My 16-year old niece whines about doing math homework, which from her perspective, seems totally useless in life. I am sympathetic to the genuine agony felt by teenagers droning toward their hormonal destiny. When anything forces their attention away from their sole purpose in life–dating–it couldn’t feel worse.
For most teenagers, math, especially advanced math, is nowhere near as exciting as next Saturday night. But what if math could lead to the ultimate date? Many successful scientists figured out this equation long ago: math homework = exotic travel.
Take cosmologists for instance. They use advanced mathematics to theorize about the origins and composition of the universe. A cosmologist’s calendar reads like an issue of National Geographic: working group gathering in Prague, symposia in the Seychelles, annual meeting in Marseille. It seems that sipping umbrella drinks in some of the world’s most exotic destinations encourages the inner genius to grasp mind-boggling mysteries.
Other scientists are onto the formula, too. Astronomers routinely visit exotic locales—Hawaii, Spain, Chile, and South Africa—to observe the sky with large telescopes. They use advanced math to discover and explore celestial objects. Dozens of passport stamps happen to come with the job.
Wildlife biologists count for a living. They count individuals, populations, habitat—anything that will help them determine the health of a species and its environment. Sadly, global climate change and human land development will only increase the demand for these scientists. The process of documenting requires field trips and not just to the local zoo. “Field” means anywhere in the world with interesting creatures, which is pretty much everywhere. For these scientists, the ultimate Saturday night date could be with endangered species in the Amazon rainforest.
So the next time my niece whines about math homework, I am not going to repeat the party line that math is important for her future.
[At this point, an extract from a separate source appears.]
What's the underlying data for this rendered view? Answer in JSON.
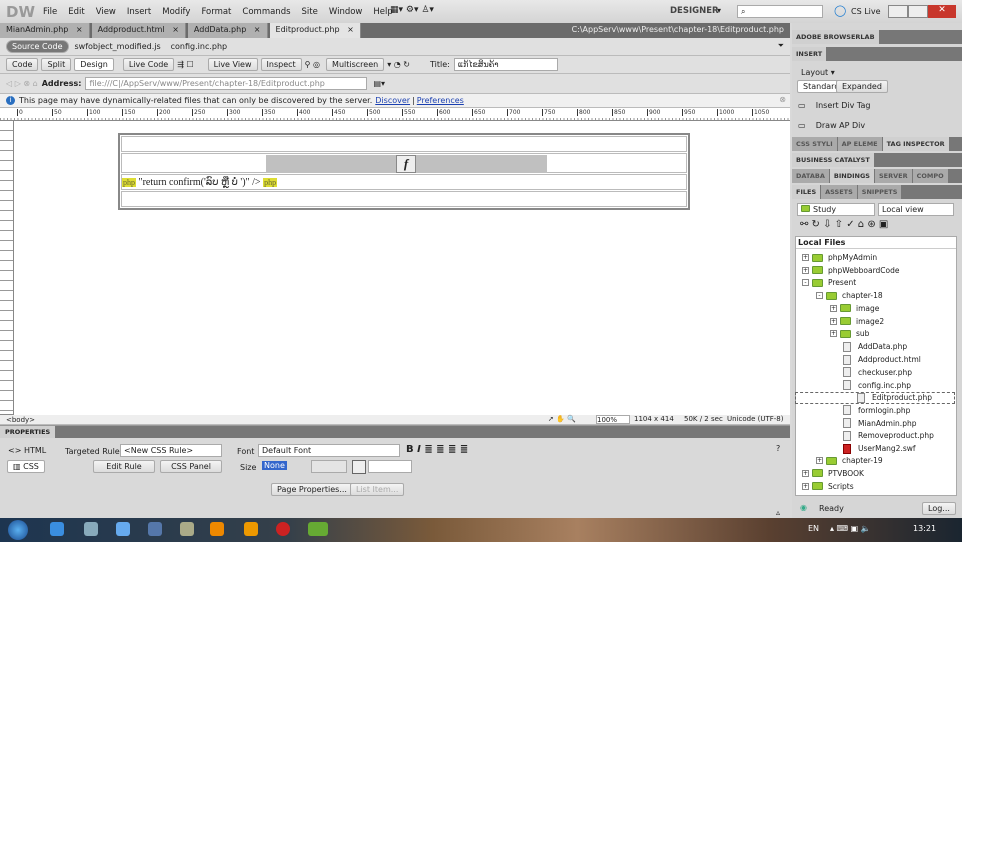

Instead, I am going to ask here where in the world she would like to go on an ultimate date and let math lead her there.